Cuccarini V.,Unit of Neuro Radiology |
Erbetta A.,Unit of Neuro Radiology |
Farinotti M.,Unit of Neuro Epidemiology |
Cuppini L.,Unit of Molecular Neuro oncology |
And 8 more authors.
Journal of Neuro-Oncology
MRI grading of grade II and III gliomas may have an important impact on treatment decisions. Occasionally, both conventional MRI (cMRI) and histology fail to clearly establish the tumour grade. Three cMRI features (no necrosis; no relevant oedema; absent or faint contrast enhancement) previously validated in 196 patients with supratentorial gliomas directed our selection of 68 suspected low-grade gliomas (LGG) that were also investigated by advanced MRI (aMRI), including perfusion weighted imaging (PWI), diffusion weighted imaging (DWI) and spectroscopy. All the gliomas had histopathological diagnoses. Sensitivity and specificity of cMRI pre-operative diagnosis were 78.5 and 38.5 %, respectively, and 85.7 and 53.8 % when aMRI was included, respectively. ROC analysis showed that cut-off values of 1.29 for maximum rCBV, 1.69 for minimum rADC, 2.1 for rCho/Cr ratio could differentiate between LGG and HGG with a sensitivity of 61.5, 53.8, and 53.8 % and a specificity of 54.7, 43 and 64.3 %, respectively. A significantly longer OS was observed in patients with a maximum rCBV <1.46 and minimum rADC >1.69 (80 vs 55 months, p = 0.01; 80 vs 51 months, p = 0.002, respectively). This result was also confirmed when cases were stratified according to pathology (LGG vs HGG). The ability of aMRI to differentiate between LGG and HGG and to predict survival improved as the number of aMRI techniques considered increased. In a selected population of suspected LGG, classification by cMRI underestimated the actual fraction of HGG. aMRI slightly increased the diagnostic accuracy compared to histopathology. However, DWI and PWI were prognostic markers independent of histological grade. © 2015 Springer Science+Business Media New York Source
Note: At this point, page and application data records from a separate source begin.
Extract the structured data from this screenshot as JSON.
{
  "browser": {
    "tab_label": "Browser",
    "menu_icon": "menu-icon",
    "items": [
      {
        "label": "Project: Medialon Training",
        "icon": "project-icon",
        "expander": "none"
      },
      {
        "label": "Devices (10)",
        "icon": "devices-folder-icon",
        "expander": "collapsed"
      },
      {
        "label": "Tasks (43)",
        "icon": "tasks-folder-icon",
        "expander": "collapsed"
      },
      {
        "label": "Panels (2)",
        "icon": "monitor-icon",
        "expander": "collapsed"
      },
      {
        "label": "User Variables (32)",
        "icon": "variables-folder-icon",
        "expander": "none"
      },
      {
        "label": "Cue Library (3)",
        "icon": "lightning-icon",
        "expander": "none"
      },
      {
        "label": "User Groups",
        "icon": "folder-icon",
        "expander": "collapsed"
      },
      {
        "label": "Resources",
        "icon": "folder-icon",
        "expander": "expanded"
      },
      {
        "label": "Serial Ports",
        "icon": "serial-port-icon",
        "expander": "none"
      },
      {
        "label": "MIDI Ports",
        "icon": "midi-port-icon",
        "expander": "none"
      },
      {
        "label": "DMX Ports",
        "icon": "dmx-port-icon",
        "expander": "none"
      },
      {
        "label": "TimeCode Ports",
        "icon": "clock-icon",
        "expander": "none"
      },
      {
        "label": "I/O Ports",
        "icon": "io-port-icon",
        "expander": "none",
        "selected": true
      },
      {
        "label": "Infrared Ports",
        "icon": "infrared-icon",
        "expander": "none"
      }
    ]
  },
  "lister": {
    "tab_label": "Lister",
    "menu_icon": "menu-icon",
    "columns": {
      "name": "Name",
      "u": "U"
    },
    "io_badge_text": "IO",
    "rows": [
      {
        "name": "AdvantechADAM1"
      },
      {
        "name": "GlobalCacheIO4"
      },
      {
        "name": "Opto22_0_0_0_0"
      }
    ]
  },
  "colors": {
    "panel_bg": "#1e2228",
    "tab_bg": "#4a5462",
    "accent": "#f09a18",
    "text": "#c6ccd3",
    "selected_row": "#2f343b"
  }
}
Pellegatta S.,Unit of Molecular Neuro oncology |
Pellegatta S.,Italian National Cancer Institute |
Eoli M.,Unit of Molecular Neuro oncology |
Frigerio S.,Cell Therapy Unit |
And 15 more authors.
Recurrent glioblastomas (GBs) are highly aggressive tumors associated with a 6-8 mo survival rate. In this study, we evaluated the possible benefits of an immunotherapeutic strategy based on mature dendritic cells (DCs) loaded with autologous tumor-cell lysates in 15 patients affected by recurrent GB. The median progression-free survival (PFS) of this patient cohort was 4.4 mo, and the median overall survival (OS) was 8.0 mo. Patients with small tumors at the time of the first vaccination (< 20 cm3; n = 8) had significantly longer PFS and OS than the other patients (6.0 vs. 3.0 mo, p = 0.01; and 16.5 vs. 7.0 mo, p = 0.003, respectively). CD8+ T cells, CD56+ natural killer (NK) cells and other immune parameters, such as the levels of transforming growth factor β, vascular endothelial growth factor, interleukin-12 and interferon γ (IFNγ), were measured in the peripheral blood and serum of patients before and after immunization, which enabled us to obtain a vaccination/baseline ratio (V/B ratio). An increased V/B ratio for NK cells, but not CD8+ T cells, was significantly associated with prolonged PFS and OS. Patients exhibiting NK-cell responses were characterized by high levels of circulating IFNγ and E4BP4, an NK-cell transcription factor. Furthermore, the NK cell V/B ratio was inversely correlated with the TGFβ2 and VEGF V/B ratios. These results suggest that tumor-loaded DCs may increase the survival rate of patients with recurrent GB after effective tumor debulking, and emphasize the role of the NK-cell response in this therapeutic setting. © 2013 Landes Bioscience. Source